So how do we move forward to make garden-based learning a viable option for children and educators? By partnering with local agriculture agents, ag service providers and knowledgeable farmers/gardeners schools can gain the technical support they may need to ensure their growing is a success. (However, even a garden blunder is an opportunity for learning) Throughout this partnership and as the garden grows teachers will discover many ways in which garden-based learning addresses the content standards specific to their grade level and subject area.
Working with “Content Standards and Objectives” (CSO’s) can be overwhelming for those outside of the field of education. Agriculture service providers know that a wealth of knowledge can be gained by working with and teaching children about plants. What is daunting is how it fits into CSO’s…is it teaching the right concept at the right time to the right grade level? By working with educators, the broad knowledge to be gained can be fined tuned to fit into what concepts should be taught at what grade levels (CSO’s), making garden-based learning an arguably worthwhile teaching tool.
As an example, let’s use growing a tomato plant and compare how two different grade levels could use this experience to meet their CSO’s. A quick online search returns 300+ children’s books related to tomatoes, from pre-K through middle school reading levels…the possible literary connections are numerous.
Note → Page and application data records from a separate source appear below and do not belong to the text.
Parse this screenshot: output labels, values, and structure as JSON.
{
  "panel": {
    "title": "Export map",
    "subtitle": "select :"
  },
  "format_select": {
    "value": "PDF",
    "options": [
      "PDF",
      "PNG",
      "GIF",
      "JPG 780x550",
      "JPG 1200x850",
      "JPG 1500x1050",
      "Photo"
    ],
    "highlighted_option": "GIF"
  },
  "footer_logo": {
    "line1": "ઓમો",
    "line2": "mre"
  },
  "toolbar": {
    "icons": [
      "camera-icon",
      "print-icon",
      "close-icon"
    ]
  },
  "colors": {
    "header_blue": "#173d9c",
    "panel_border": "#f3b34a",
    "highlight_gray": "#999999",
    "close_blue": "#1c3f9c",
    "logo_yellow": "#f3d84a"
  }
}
Below are a few content standards that could be addressed. The list is by no means exhaustive – even for these grade levels, because when you start to really look at and think about garden-based learning the applications are limitless.
M.2.MD.9 generate measurement data by measuring lengths of several objects to the nearest whole unit or by making repeated measurements of the same object and show the measurements by making a line plot, where the horizontal scale is marked off in whole number units.
SS.2.E.3 design a system that reflects the understanding of the exchange of goods and services.
Compare growth or fruiting of multiple plants to address the following objectives:
M.1HS8.DST.2 use statistics appropriate to the shape of the data distribution to compare center (median, mean) and spread (interquartile range, standard deviation) of two or more different data sets.
SS.6-8.L.16 conduct short research projects to answer a question (including a self-generated question), drawing on several sources and generating additional related, focused questions that allow for multiple avenues of exploration.
Jessica Pollitt is a licensed special education teacher who is passionate about food production and nutrition education in public schools. She is currently working as an Americorps/Vista with school, youth, and community gardens in Kanawha County, WV.